Work item -> Please return every line of the records below that contains the word "icon".

##### Supplied data #####

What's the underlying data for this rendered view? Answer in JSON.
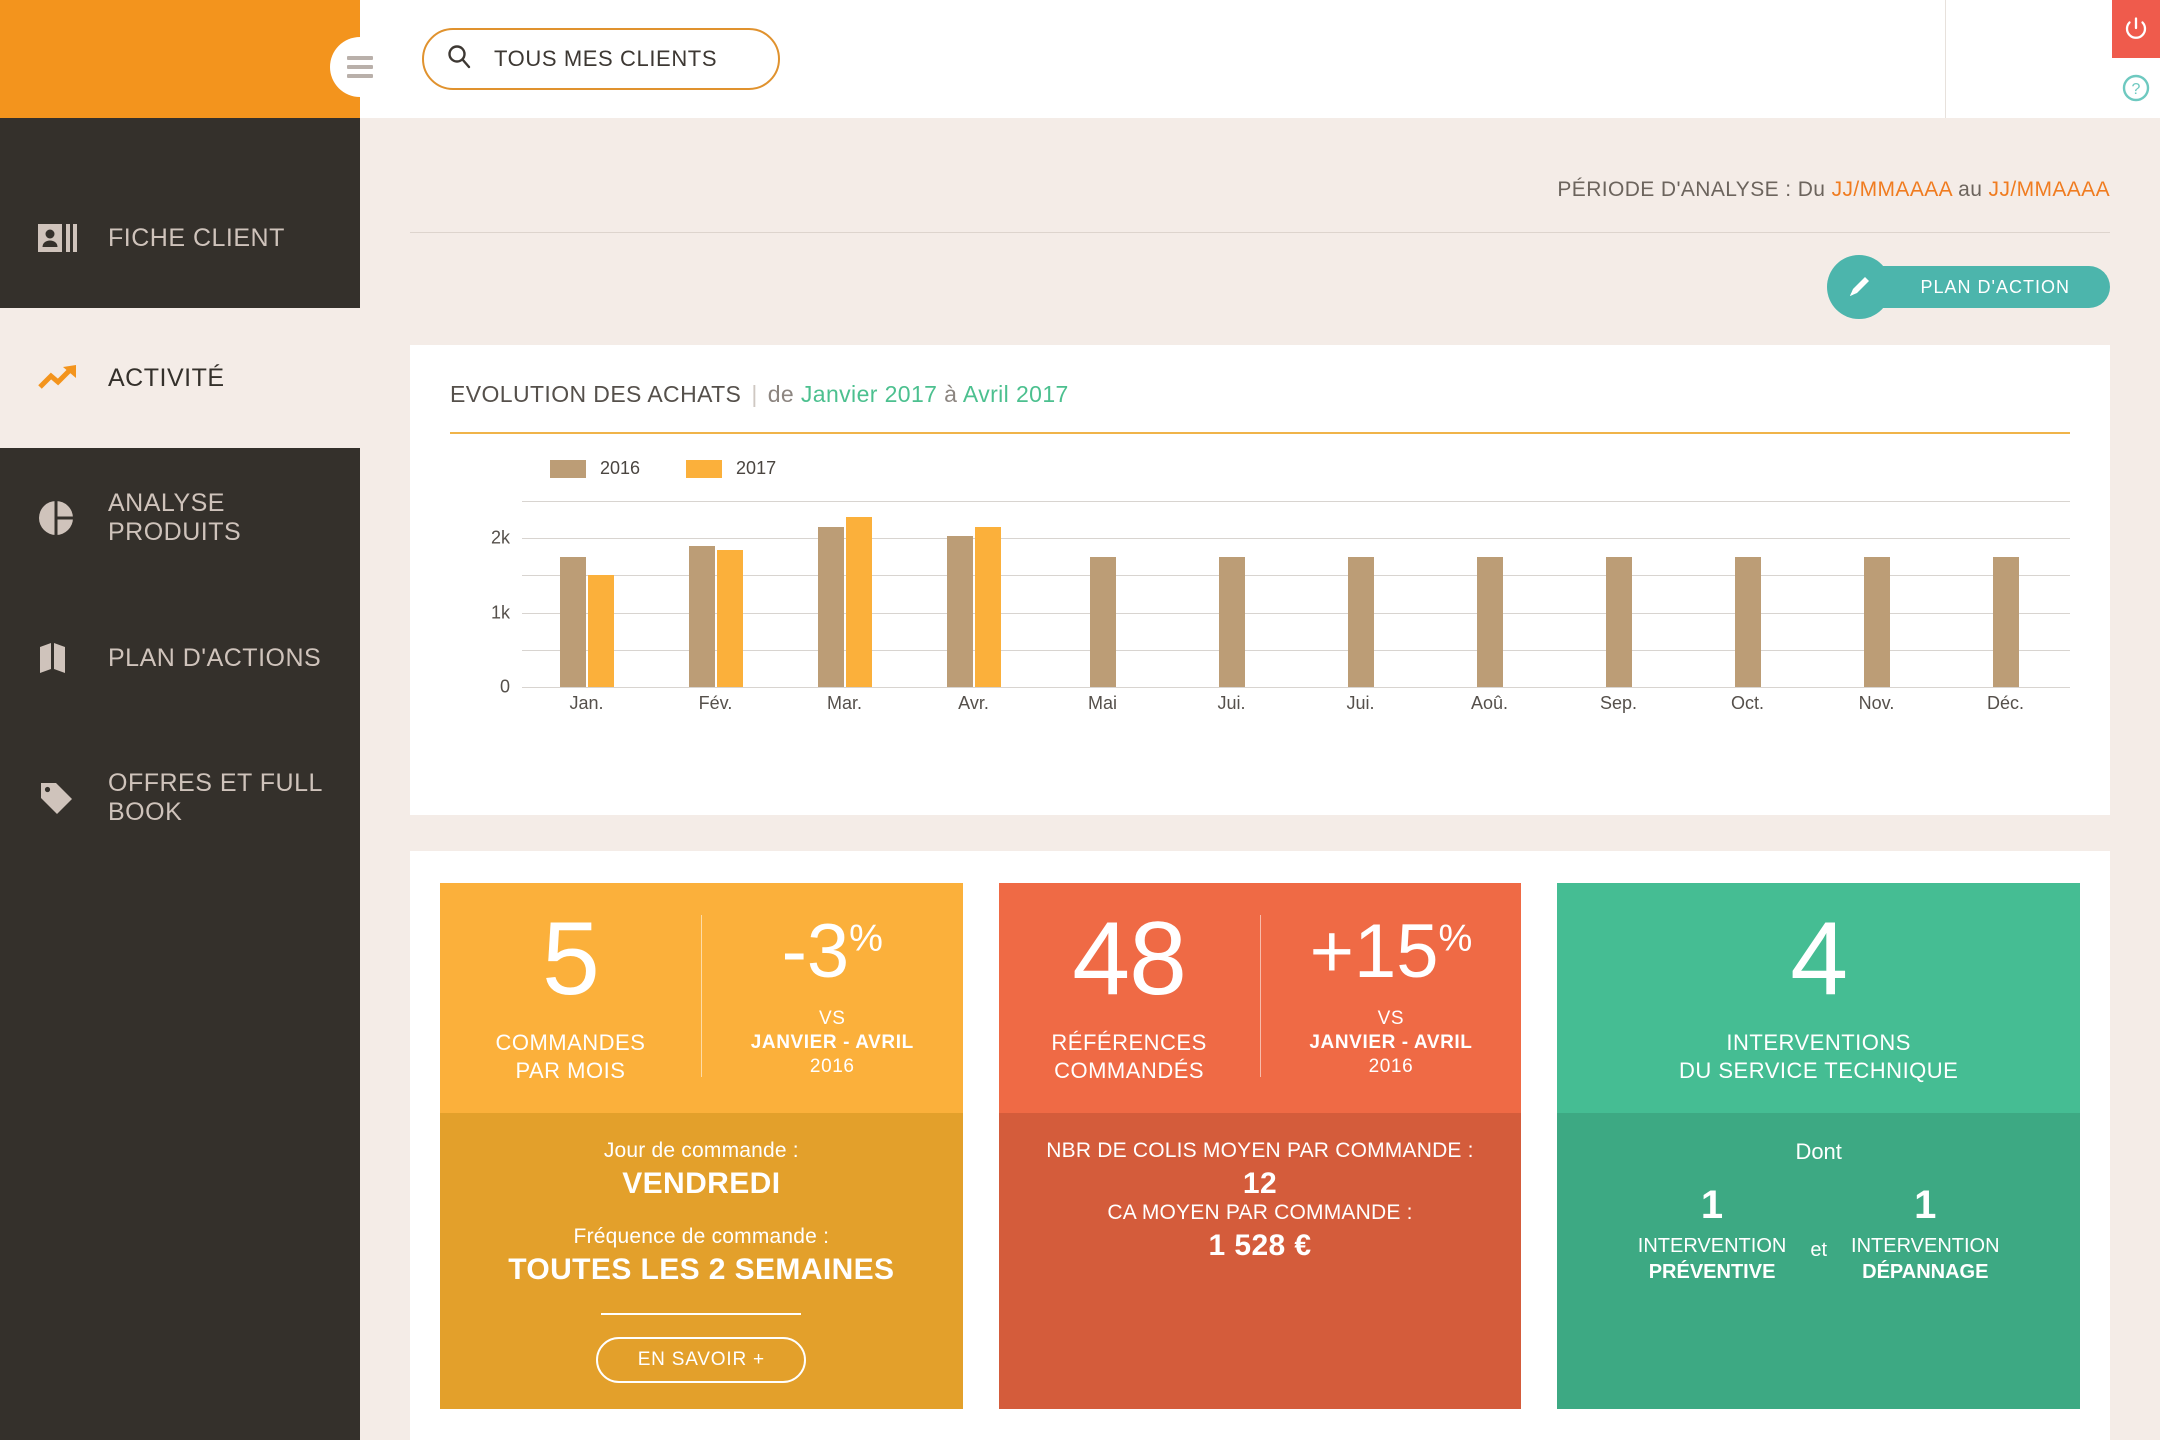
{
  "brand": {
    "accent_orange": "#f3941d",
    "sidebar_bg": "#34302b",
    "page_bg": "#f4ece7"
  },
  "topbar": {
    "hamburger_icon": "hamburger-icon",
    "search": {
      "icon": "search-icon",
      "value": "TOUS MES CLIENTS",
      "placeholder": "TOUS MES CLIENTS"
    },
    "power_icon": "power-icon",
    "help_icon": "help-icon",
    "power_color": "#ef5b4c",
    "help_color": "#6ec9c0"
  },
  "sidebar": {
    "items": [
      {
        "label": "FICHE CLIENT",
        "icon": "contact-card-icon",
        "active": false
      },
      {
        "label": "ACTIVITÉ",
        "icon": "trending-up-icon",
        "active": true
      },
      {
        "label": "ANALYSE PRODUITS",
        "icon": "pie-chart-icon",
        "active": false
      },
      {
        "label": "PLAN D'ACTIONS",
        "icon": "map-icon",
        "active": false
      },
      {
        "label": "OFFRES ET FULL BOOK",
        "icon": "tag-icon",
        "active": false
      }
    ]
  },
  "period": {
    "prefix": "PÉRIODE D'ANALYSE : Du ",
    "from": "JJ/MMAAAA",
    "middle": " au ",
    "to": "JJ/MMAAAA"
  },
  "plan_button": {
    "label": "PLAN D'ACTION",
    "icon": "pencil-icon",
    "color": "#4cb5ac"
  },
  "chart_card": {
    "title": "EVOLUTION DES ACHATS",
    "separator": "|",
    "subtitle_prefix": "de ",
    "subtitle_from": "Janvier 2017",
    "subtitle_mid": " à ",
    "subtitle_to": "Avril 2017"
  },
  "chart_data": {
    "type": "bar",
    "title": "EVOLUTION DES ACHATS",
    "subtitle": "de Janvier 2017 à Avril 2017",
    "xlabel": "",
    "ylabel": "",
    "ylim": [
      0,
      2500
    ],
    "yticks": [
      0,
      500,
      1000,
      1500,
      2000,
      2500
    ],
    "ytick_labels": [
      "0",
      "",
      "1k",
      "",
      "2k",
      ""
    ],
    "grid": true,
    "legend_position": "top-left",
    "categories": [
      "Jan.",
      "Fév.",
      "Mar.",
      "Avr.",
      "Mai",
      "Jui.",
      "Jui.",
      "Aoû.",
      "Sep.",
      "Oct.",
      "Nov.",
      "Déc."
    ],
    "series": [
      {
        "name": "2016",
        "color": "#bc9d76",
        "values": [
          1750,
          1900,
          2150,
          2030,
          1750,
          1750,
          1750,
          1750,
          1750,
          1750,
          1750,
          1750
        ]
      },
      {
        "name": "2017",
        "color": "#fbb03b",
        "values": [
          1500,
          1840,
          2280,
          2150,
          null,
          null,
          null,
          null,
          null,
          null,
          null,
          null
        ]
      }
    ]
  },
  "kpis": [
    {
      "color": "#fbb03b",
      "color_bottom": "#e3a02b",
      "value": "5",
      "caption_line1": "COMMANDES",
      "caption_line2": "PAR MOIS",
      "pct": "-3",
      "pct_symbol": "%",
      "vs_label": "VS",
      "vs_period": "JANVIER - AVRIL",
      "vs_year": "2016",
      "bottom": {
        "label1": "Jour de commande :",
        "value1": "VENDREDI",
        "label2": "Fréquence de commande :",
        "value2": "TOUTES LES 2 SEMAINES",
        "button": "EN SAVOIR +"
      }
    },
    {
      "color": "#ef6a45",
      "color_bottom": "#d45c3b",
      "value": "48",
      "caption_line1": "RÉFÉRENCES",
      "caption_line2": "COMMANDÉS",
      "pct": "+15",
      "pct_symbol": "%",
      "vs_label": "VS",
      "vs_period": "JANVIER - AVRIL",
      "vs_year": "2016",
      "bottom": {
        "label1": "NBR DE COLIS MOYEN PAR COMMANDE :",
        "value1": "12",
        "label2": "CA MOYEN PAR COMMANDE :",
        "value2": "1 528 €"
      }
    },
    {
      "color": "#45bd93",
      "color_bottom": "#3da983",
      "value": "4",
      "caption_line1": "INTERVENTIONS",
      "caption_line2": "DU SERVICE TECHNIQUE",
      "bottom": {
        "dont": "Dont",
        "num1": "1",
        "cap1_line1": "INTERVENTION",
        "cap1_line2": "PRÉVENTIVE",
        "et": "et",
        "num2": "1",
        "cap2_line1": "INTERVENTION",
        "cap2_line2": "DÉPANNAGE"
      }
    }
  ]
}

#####
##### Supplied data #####

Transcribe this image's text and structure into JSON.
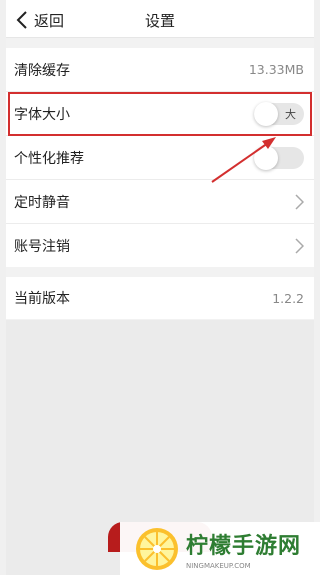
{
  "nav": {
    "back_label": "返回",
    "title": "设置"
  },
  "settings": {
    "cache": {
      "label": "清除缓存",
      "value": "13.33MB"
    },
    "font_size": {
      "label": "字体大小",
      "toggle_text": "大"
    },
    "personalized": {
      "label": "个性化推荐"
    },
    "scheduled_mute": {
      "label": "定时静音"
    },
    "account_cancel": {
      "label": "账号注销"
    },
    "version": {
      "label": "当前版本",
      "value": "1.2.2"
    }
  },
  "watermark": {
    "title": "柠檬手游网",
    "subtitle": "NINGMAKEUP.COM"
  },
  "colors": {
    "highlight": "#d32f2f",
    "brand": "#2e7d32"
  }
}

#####

Answer ->
    "hamburger_icon": "hamburger-icon",
      "icon": "search-icon",
    "power_icon": "power-icon",
    "help_icon": "help-icon",
        "icon": "contact-card-icon",
        "icon": "trending-up-icon",
        "icon": "pie-chart-icon",
        "icon": "map-icon",
        "icon": "tag-icon",
    "icon": "pencil-icon",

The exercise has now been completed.